Comb through the entries for "OWASP" and pull out each line that holds it.

## Dataset excerpts
★ ★ ★ ★ ★

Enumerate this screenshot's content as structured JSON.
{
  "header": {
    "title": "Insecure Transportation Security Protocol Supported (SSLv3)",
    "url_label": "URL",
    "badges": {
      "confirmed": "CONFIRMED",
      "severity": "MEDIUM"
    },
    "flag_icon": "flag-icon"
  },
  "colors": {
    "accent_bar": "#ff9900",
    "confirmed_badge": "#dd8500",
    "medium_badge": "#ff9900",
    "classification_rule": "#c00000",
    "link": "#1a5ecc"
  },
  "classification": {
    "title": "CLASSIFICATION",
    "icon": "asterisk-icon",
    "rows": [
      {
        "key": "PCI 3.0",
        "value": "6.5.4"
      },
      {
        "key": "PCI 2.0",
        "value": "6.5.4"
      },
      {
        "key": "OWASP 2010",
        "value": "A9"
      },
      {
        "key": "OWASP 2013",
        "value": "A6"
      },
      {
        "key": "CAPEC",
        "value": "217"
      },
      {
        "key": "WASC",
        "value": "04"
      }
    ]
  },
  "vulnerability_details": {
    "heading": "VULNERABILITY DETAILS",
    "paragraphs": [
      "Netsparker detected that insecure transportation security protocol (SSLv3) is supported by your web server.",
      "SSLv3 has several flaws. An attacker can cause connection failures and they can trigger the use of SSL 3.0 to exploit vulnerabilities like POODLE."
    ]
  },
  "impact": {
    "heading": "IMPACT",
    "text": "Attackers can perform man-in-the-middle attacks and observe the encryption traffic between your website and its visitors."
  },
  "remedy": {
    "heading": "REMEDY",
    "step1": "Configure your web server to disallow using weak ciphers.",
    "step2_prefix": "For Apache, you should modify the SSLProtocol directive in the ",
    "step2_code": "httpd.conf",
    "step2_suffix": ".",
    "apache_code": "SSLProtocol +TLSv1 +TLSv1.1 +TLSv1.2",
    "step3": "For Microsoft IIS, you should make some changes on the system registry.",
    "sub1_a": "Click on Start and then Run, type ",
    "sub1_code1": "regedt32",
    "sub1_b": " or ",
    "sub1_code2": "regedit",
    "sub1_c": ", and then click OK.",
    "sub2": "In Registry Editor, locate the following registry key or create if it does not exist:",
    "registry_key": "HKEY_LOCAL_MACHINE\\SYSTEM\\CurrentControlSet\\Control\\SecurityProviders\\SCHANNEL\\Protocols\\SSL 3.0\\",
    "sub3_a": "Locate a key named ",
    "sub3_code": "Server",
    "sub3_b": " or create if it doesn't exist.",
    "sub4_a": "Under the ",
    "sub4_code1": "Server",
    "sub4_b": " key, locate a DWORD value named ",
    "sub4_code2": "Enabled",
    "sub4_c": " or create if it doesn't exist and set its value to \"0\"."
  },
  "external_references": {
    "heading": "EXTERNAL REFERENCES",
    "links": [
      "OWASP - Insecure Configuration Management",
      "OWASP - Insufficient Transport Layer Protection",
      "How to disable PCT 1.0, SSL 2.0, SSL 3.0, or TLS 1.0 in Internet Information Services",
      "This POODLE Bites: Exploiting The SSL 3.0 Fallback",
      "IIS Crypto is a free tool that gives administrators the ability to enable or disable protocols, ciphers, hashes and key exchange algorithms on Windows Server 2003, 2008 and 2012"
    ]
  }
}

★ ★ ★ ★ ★

## Task response
        "key": "OWASP 2010",
        "key": "OWASP 2013",
      "OWASP - Insecure Configuration Management",
      "OWASP - Insufficient Transport Layer Protection",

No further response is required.